Last weekend, a tragic fire ravaged Middle Collegiate Church in New York City’s East Village. The fire began in a neighboring building, spread to Middle and raged through the sanctuary, decimating the magnificently crafted colonial interior as priceless Tiffany windows blew out from the pressure of the blaze.
The Middle Church sanctuary was a unique place for more than its architecture. It housed one of the most dynamic congregations in America. As smoke still swirled above the ashes, The Rev. Dr. Jacqui Lewis, Middle’s Senior Pastor since 2005, proclaimed, “We are devastated and crushed that our beloved sanctuary at Middle Collegiate Church has burned. And yet no fire can stop Revolutionary Love.”
She is right. The Middle congregation is the most eclectic body of believers I have ever encountered. The oldest of the four Manhattan-based Collegiate Church congregations, Middle was boldly engaged in New York’s multi-faceted struggle for justice and human dignity. The transition to this courageous and creative congregation began in 1985 when Dr. Lewis’s predecessor, Rev. Gordon Dragt, led a struggling congregation—with only a handful of Sunday worshippers—to a dynamic outreach model through a progressive blend of welcome to LGBTQ persons, social justice programs and artistic expression that energized the church community and prompted both congregational growth and deepening community involvement.
Rev. Lewis, as Rev. Dragt’s successor, amplified the church’s outreach exponentially. A brilliant strategic thinker, strikingly attractive with a warm smile and boundless energy, Jacqui—as she prefers to be called—gained national prominence. Her solidarity with Black Lives Matter, her commitment to interreligious cooperation, her advocacy on behalf of children and youth, her generosity toward the homeless and countless other involvements are summarized in the church’s call to action, “Revolutionary Love.” An annual conference of the same name has become a fixture of progressive Christianity and has grown dramatically over the years to become a “must-be-there” event for progressive Christians across the nation and beyond.
Yet the Middle Church congregation has always been her first love. And it was the sanctuary that gave witness to one of Middle’s greatest gifts: the linking of justice to joy. Each week, Jacqui—along with her husband, the Rev. John Janka—shepherded a rollicking, spirit-filled festival that is so much more than worship. It is what feeds the eclectic congregation of Black, brown and white, young and not-so-young, gay, straight, queer and non-conforming individuals (yes, including a smattering of Jews and Muslims who, not bound by dogma, came—in pre-covid times—just to be uplifted by the infectious spirit of determined joy that they found there each week.

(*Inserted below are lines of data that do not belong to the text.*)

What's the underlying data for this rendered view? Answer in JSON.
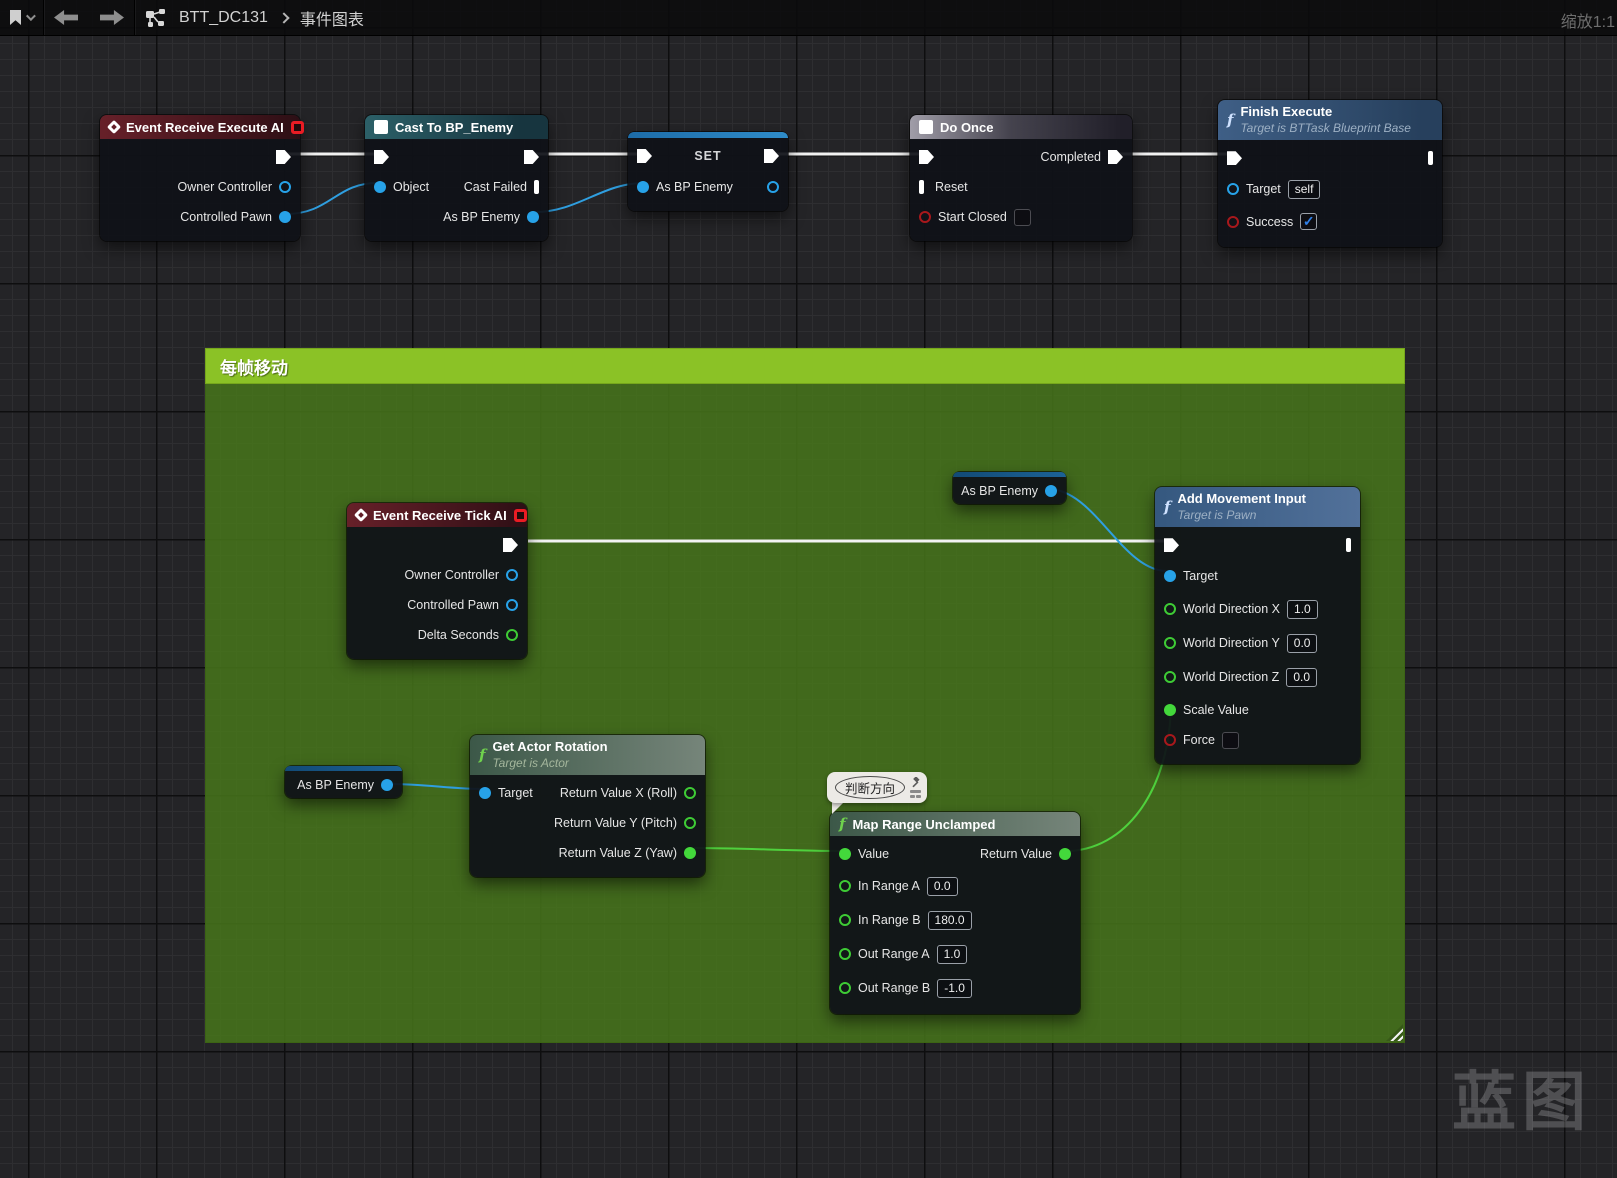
{
  "toolbar": {
    "breadcrumb_root": "BTT_DC131",
    "breadcrumb_page": "事件图表",
    "zoom_label": "缩放1:1"
  },
  "comment": {
    "title": "每帧移动"
  },
  "bubble": {
    "text": "判断方向"
  },
  "watermark": "蓝图",
  "colors": {
    "exec_wire": "#f2f2f2",
    "object_pin": "#27a2e8",
    "float_pin": "#43d83b",
    "bool_pin": "#a8181c",
    "comment_header": "#8bc226"
  },
  "nodes": {
    "event_execute": {
      "title": "Event Receive Execute AI",
      "outputs": [
        "Owner Controller",
        "Controlled Pawn"
      ]
    },
    "cast_to_bp_enemy": {
      "title": "Cast To BP_Enemy",
      "input": "Object",
      "out_fail": "Cast Failed",
      "out_as": "As BP Enemy"
    },
    "set_node": {
      "title": "SET",
      "input": "As BP Enemy"
    },
    "do_once": {
      "title": "Do Once",
      "out_completed": "Completed",
      "in_reset": "Reset",
      "in_start_closed": "Start Closed"
    },
    "finish_execute": {
      "title": "Finish Execute",
      "subtitle": "Target is BTTask Blueprint Base",
      "target_label": "Target",
      "target_value": "self",
      "success_label": "Success"
    },
    "event_tick": {
      "title": "Event Receive Tick AI",
      "outputs": [
        "Owner Controller",
        "Controlled Pawn",
        "Delta Seconds"
      ]
    },
    "var_as_bp_enemy_top": {
      "label": "As BP Enemy"
    },
    "var_as_bp_enemy_bottom": {
      "label": "As BP Enemy"
    },
    "add_movement_input": {
      "title": "Add Movement Input",
      "subtitle": "Target is Pawn",
      "target_label": "Target",
      "wdx_label": "World Direction X",
      "wdx_value": "1.0",
      "wdy_label": "World Direction Y",
      "wdy_value": "0.0",
      "wdz_label": "World Direction Z",
      "wdz_value": "0.0",
      "scale_label": "Scale Value",
      "force_label": "Force"
    },
    "get_actor_rotation": {
      "title": "Get Actor Rotation",
      "subtitle": "Target is Actor",
      "target_label": "Target",
      "outputs": [
        "Return Value X (Roll)",
        "Return Value Y (Pitch)",
        "Return Value Z (Yaw)"
      ]
    },
    "map_range_unclamped": {
      "title": "Map Range Unclamped",
      "value_label": "Value",
      "return_label": "Return Value",
      "in_a_label": "In Range A",
      "in_a_value": "0.0",
      "in_b_label": "In Range B",
      "in_b_value": "180.0",
      "out_a_label": "Out Range A",
      "out_a_value": "1.0",
      "out_b_label": "Out Range B",
      "out_b_value": "-1.0"
    }
  }
}
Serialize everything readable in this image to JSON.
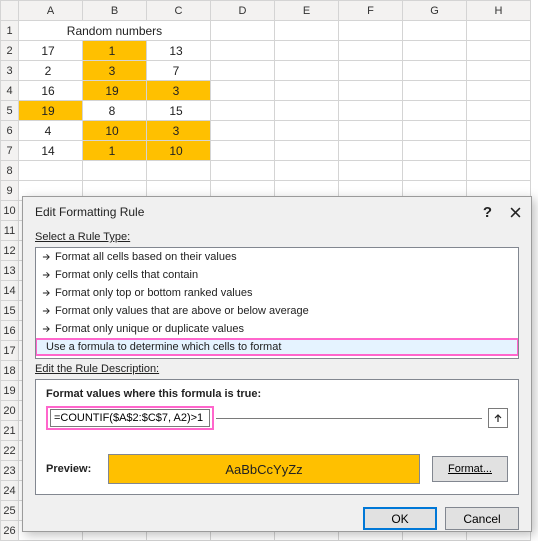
{
  "grid": {
    "columns": [
      "A",
      "B",
      "C",
      "D",
      "E",
      "F",
      "G",
      "H"
    ],
    "row_headers": [
      "1",
      "2",
      "3",
      "4",
      "5",
      "6",
      "7",
      "8",
      "9",
      "10",
      "11",
      "12",
      "13",
      "14",
      "15",
      "16",
      "17",
      "18",
      "19",
      "20",
      "21",
      "22",
      "23",
      "24",
      "25",
      "26"
    ],
    "title_row": {
      "text": "Random numbers"
    },
    "cells": [
      {
        "r": 2,
        "c": "A",
        "v": "17",
        "hl": false
      },
      {
        "r": 2,
        "c": "B",
        "v": "1",
        "hl": true
      },
      {
        "r": 2,
        "c": "C",
        "v": "13",
        "hl": false
      },
      {
        "r": 3,
        "c": "A",
        "v": "2",
        "hl": false
      },
      {
        "r": 3,
        "c": "B",
        "v": "3",
        "hl": true
      },
      {
        "r": 3,
        "c": "C",
        "v": "7",
        "hl": false
      },
      {
        "r": 4,
        "c": "A",
        "v": "16",
        "hl": false
      },
      {
        "r": 4,
        "c": "B",
        "v": "19",
        "hl": true
      },
      {
        "r": 4,
        "c": "C",
        "v": "3",
        "hl": true
      },
      {
        "r": 5,
        "c": "A",
        "v": "19",
        "hl": true
      },
      {
        "r": 5,
        "c": "B",
        "v": "8",
        "hl": false
      },
      {
        "r": 5,
        "c": "C",
        "v": "15",
        "hl": false
      },
      {
        "r": 6,
        "c": "A",
        "v": "4",
        "hl": false
      },
      {
        "r": 6,
        "c": "B",
        "v": "10",
        "hl": true
      },
      {
        "r": 6,
        "c": "C",
        "v": "3",
        "hl": true
      },
      {
        "r": 7,
        "c": "A",
        "v": "14",
        "hl": false
      },
      {
        "r": 7,
        "c": "B",
        "v": "1",
        "hl": true
      },
      {
        "r": 7,
        "c": "C",
        "v": "10",
        "hl": true
      }
    ]
  },
  "dialog": {
    "title": "Edit Formatting Rule",
    "help": "?",
    "section_ruletype": "Select a Rule Type:",
    "rules": [
      "Format all cells based on their values",
      "Format only cells that contain",
      "Format only top or bottom ranked values",
      "Format only values that are above or below average",
      "Format only unique or duplicate values",
      "Use a formula to determine which cells to format"
    ],
    "section_desc": "Edit the Rule Description:",
    "formula_label": "Format values where this formula is true:",
    "formula_value": "=COUNTIF($A$2:$C$7, A2)>1",
    "preview_label": "Preview:",
    "preview_text": "AaBbCcYyZz",
    "format_btn": "Format...",
    "ok": "OK",
    "cancel": "Cancel"
  },
  "colors": {
    "accent_highlight": "#ffc000",
    "pink_outline": "#ff66cc",
    "select_blue": "#e5f3ff"
  }
}
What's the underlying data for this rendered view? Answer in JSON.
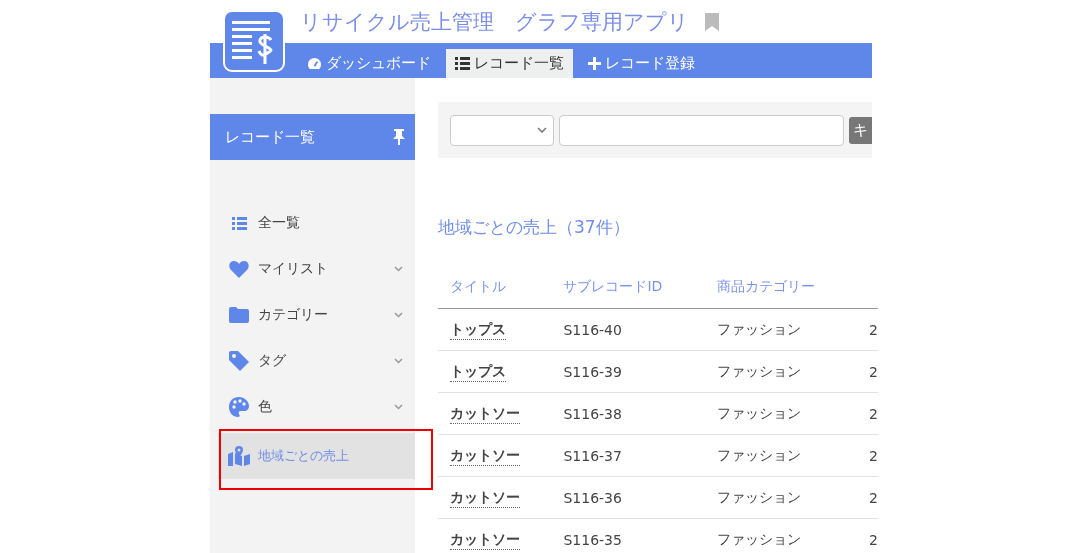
{
  "app": {
    "title": "リサイクル売上管理　グラフ専用アプリ"
  },
  "tabs": [
    {
      "label": "ダッシュボード",
      "selected": false
    },
    {
      "label": "レコード一覧",
      "selected": true
    },
    {
      "label": "レコード登録",
      "selected": false
    }
  ],
  "sidebar": {
    "title": "レコード一覧",
    "items": [
      {
        "label": "全一覧",
        "expandable": false,
        "selected": false,
        "highlighted": false
      },
      {
        "label": "マイリスト",
        "expandable": true,
        "selected": false,
        "highlighted": false
      },
      {
        "label": "カテゴリー",
        "expandable": true,
        "selected": false,
        "highlighted": false
      },
      {
        "label": "タグ",
        "expandable": true,
        "selected": false,
        "highlighted": false
      },
      {
        "label": "色",
        "expandable": true,
        "selected": false,
        "highlighted": false
      },
      {
        "label": "地域ごとの売上",
        "expandable": false,
        "selected": true,
        "highlighted": true
      }
    ]
  },
  "search": {
    "button": "キ"
  },
  "list": {
    "heading": "地域ごとの売上（37件）",
    "columns": [
      "タイトル",
      "サブレコードID",
      "商品カテゴリー"
    ],
    "rows": [
      [
        "トップス",
        "S116-40",
        "ファッション",
        "2"
      ],
      [
        "トップス",
        "S116-39",
        "ファッション",
        "2"
      ],
      [
        "カットソー",
        "S116-38",
        "ファッション",
        "2"
      ],
      [
        "カットソー",
        "S116-37",
        "ファッション",
        "2"
      ],
      [
        "カットソー",
        "S116-36",
        "ファッション",
        "2"
      ],
      [
        "カットソー",
        "S116-35",
        "ファッション",
        "2"
      ]
    ]
  }
}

All who gathered would sing and pray and celebrate the richness of God’s diversity right there in their midst. Messages from the pulpit are often crafted in contradistinction to the morning’s headlines—in a sanctuary offering an aesthetic, historic anchor that extended well beyond the moment. This juxtaposition gave the congregation a sense of rootedness in history while being as relevant as the morning’s news.
So, the sanctuary is gone. It will be rebuilt—that’s who Middle is—but don’t place any bets on how the future sanctuary will look. Rather, I suspect—borrowing a line from Scripture (Ephesians 3:20), the sanctuary will be “abundantly far more than all we can ask or imagine.” Undoubtedly, it will be, as Rev. Gordon Dragt often says, like “one foot planted firmly in the center, the other dangling off the edge.”
Middle’s commitment to justice will live on. She will continue to serve. It’s in her DNA and the problems of this world are too intense for this storied congregation to go quietly into the deep, dark night. The flood of her revolutionary love is too profound, too pervasive to be consumed by any fire. My prayer is that the Middle family will also, even in this heartbreaking time, remain a place that links justice with joy—because that is what they have done so well for so long…and that is what makes the struggle so sacred.